Required action
Match on the string "System" in the entries below and return every matching line.

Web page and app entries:
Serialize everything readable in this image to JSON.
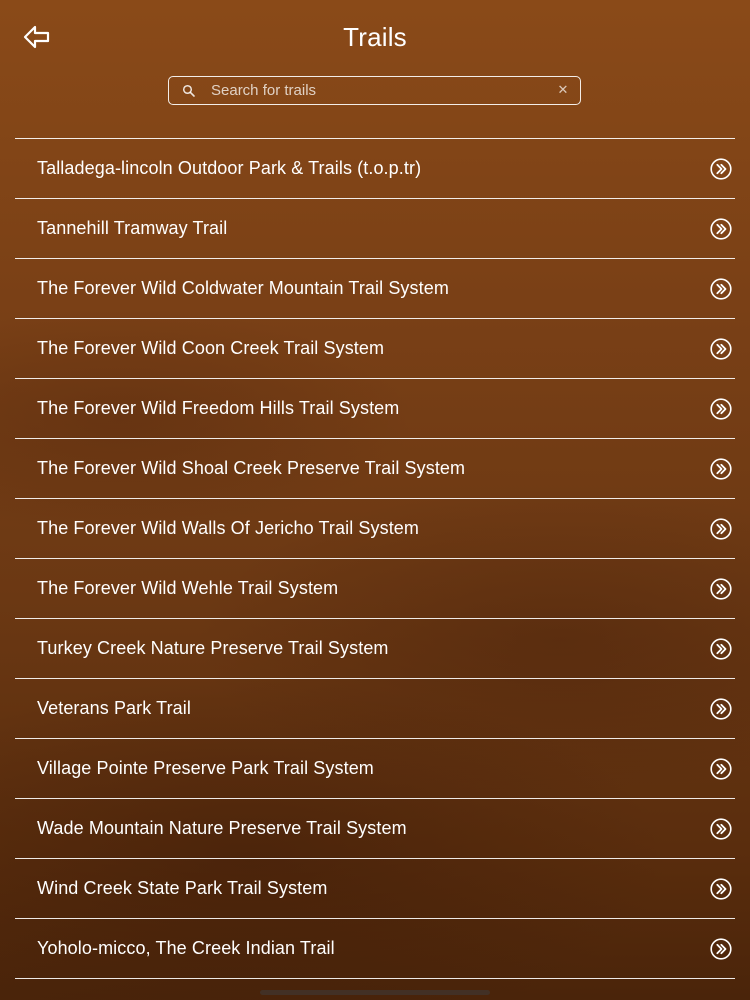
{
  "header": {
    "title": "Trails",
    "back_icon": "back-arrow-icon"
  },
  "search": {
    "placeholder": "Search for trails",
    "value": "",
    "icon": "search-icon",
    "clear_label": "✕"
  },
  "trails": [
    {
      "name": "Talladega-lincoln Outdoor Park & Trails (t.o.p.tr)"
    },
    {
      "name": "Tannehill Tramway Trail"
    },
    {
      "name": "The Forever Wild Coldwater Mountain Trail System"
    },
    {
      "name": "The Forever Wild Coon Creek Trail System"
    },
    {
      "name": "The Forever Wild Freedom Hills Trail System"
    },
    {
      "name": "The Forever Wild Shoal Creek Preserve Trail System"
    },
    {
      "name": "The Forever Wild Walls Of Jericho Trail System"
    },
    {
      "name": "The Forever Wild Wehle Trail System"
    },
    {
      "name": "Turkey Creek Nature Preserve Trail System"
    },
    {
      "name": "Veterans Park Trail"
    },
    {
      "name": "Village Pointe Preserve Park Trail System"
    },
    {
      "name": "Wade Mountain Nature Preserve Trail System"
    },
    {
      "name": "Wind Creek State Park Trail System"
    },
    {
      "name": "Yoholo-micco, The Creek Indian Trail"
    }
  ],
  "item_icon": "chevron-right-circle-icon",
  "colors": {
    "background_top": "#8a4a18",
    "background_bottom": "#4a240a",
    "text": "#ffffff"
  }
}
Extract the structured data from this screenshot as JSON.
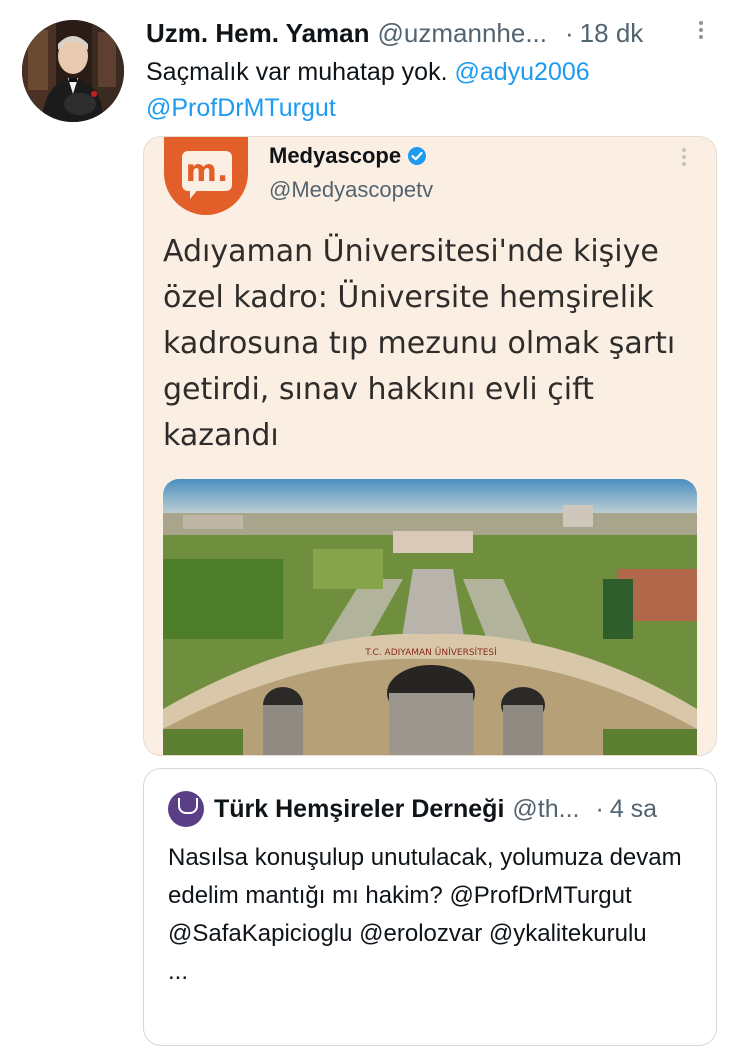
{
  "tweet": {
    "author_name": "Uzm. Hem. Yaman",
    "author_handle": "@uzmannhe...",
    "dot": "·",
    "time": "18 dk",
    "text": "Saçmalık var muhatap yok. ",
    "mention1": "@adyu2006",
    "mention2": "@ProfDrMTurgut"
  },
  "card": {
    "logo_letter": "m.",
    "name": "Medyascope",
    "handle": "@Medyascopetv",
    "headline": "Adıyaman Üniversitesi'nde kişiye özel kadro: Üniversite hemşirelik kadrosuna tıp mezunu olmak şartı getirdi, sınav hakkını evli çift kazandı",
    "photo_sign": "T.C. ADIYAMAN ÜNİVERSİTESİ"
  },
  "quote": {
    "author_name": "Türk Hemşireler Derneği",
    "author_handle": "@th",
    "handle_ellipsis": "...",
    "dot": "·",
    "time": "4 sa",
    "text": "Nasılsa konuşulup unutulacak, yolumuza devam edelim mantığı mı hakim? @ProfDrMTurgut @SafaKapicioglu @erolozvar @ykalitekurulu",
    "trailing": "..."
  },
  "colors": {
    "link": "#1d9bf0",
    "medyascope_orange": "#e35f2a",
    "card_bg": "#fbeee3",
    "verified": "#1d9bf0"
  },
  "icons": {
    "more": "more-vertical-icon",
    "verified": "verified-badge-icon"
  }
}
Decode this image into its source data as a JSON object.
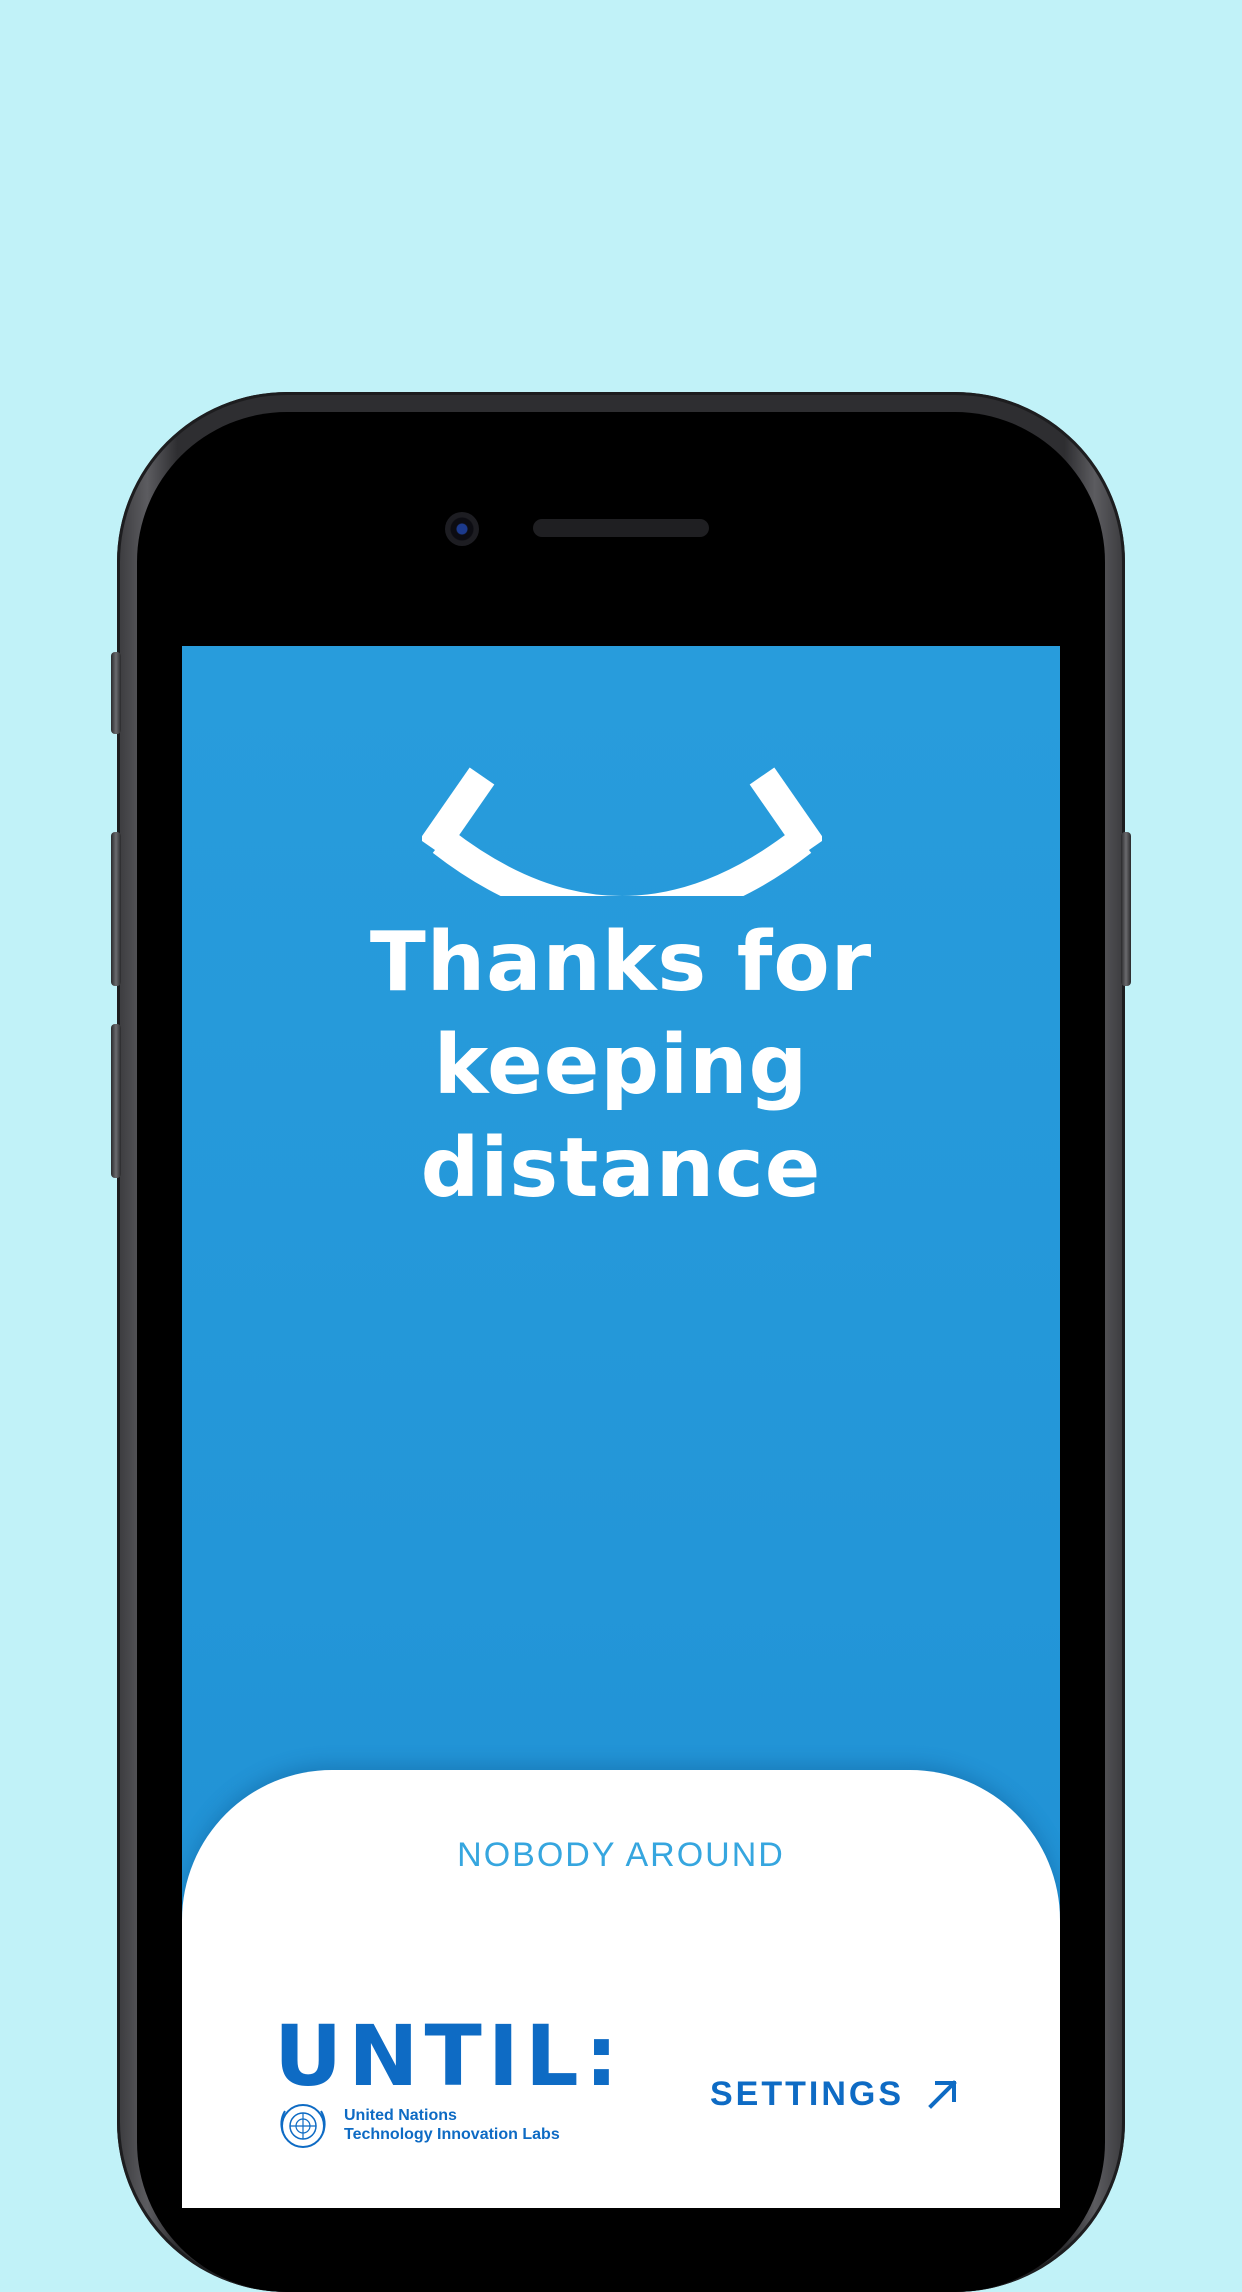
{
  "screen": {
    "headline": [
      "Thanks for",
      "keeping",
      "distance"
    ],
    "status": "NOBODY AROUND"
  },
  "brand": {
    "name": "UNTIL:",
    "org_line1": "United Nations",
    "org_line2": "Technology Innovation Labs"
  },
  "actions": {
    "settings_label": "SETTINGS",
    "settings_icon": "arrow-up-right-icon"
  },
  "icons": {
    "hero": "smile-icon",
    "emblem": "un-emblem-icon"
  },
  "colors": {
    "background": "#c1f2f8",
    "screen_blue": "#2396d8",
    "brand_blue": "#0e6bc4",
    "status_blue": "#36a6df"
  }
}
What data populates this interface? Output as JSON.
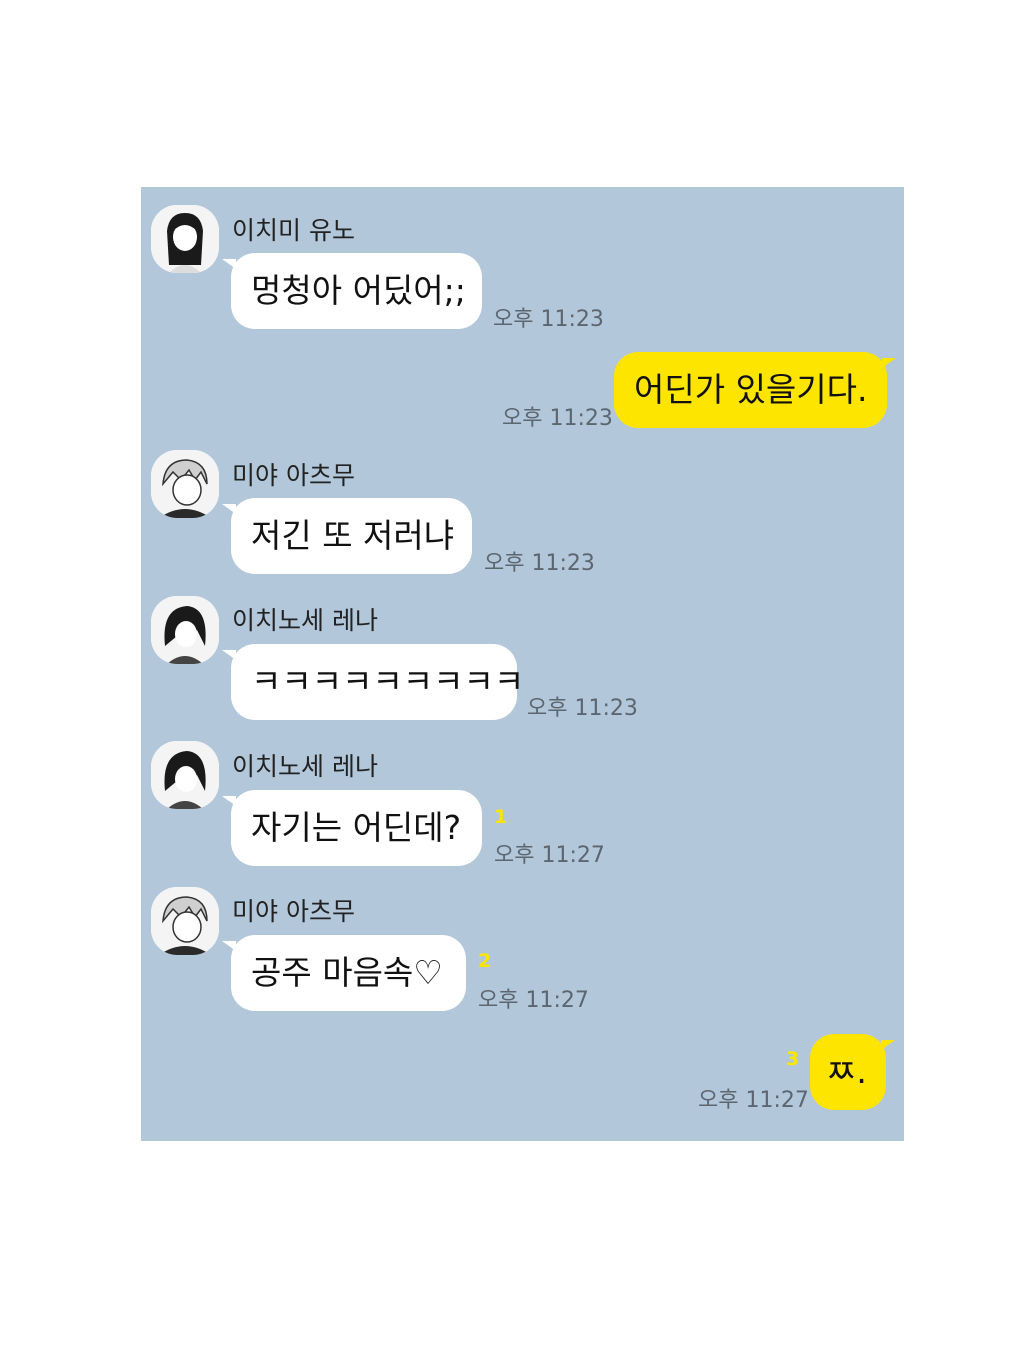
{
  "colors": {
    "chat_bg": "#b2c7da",
    "sent_bubble": "#fee500",
    "recv_bubble": "#ffffff",
    "unread": "#fee500"
  },
  "messages": [
    {
      "sender": "이치미 유노",
      "text": "멍청아 어딨어;;",
      "time": "오후 11:23",
      "avatar": "girl-long-hair-avatar-icon"
    },
    {
      "text": "어딘가 있을기다.",
      "time": "오후 11:23"
    },
    {
      "sender": "미야 아츠무",
      "text": "저긴 또 저러냐",
      "time": "오후 11:23",
      "avatar": "blond-boy-avatar-icon"
    },
    {
      "sender": "이치노세 레나",
      "text": "ㅋㅋㅋㅋㅋㅋㅋㅋㅋ",
      "time": "오후 11:23",
      "avatar": "dark-hair-avatar-icon"
    },
    {
      "sender": "이치노세 레나",
      "text": "자기는 어딘데?",
      "time": "오후 11:27",
      "unread": "1",
      "avatar": "dark-hair-avatar-icon"
    },
    {
      "sender": "미야 아츠무",
      "text": "공주 마음속♡",
      "time": "오후 11:27",
      "unread": "2",
      "avatar": "blond-boy-avatar-icon"
    },
    {
      "text": "ㅉ.",
      "time": "오후 11:27",
      "unread": "3"
    }
  ]
}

Result for this task
      "name": "The Forever Wild Coldwater Mountain Trail System"
      "name": "The Forever Wild Coon Creek Trail System"
      "name": "The Forever Wild Freedom Hills Trail System"
      "name": "The Forever Wild Shoal Creek Preserve Trail System"
      "name": "The Forever Wild Walls Of Jericho Trail System"
      "name": "The Forever Wild Wehle Trail System"
      "name": "Turkey Creek Nature Preserve Trail System"
      "name": "Village Pointe Preserve Park Trail System"
      "name": "Wade Mountain Nature Preserve Trail System"
      "name": "Wind Creek State Park Trail System"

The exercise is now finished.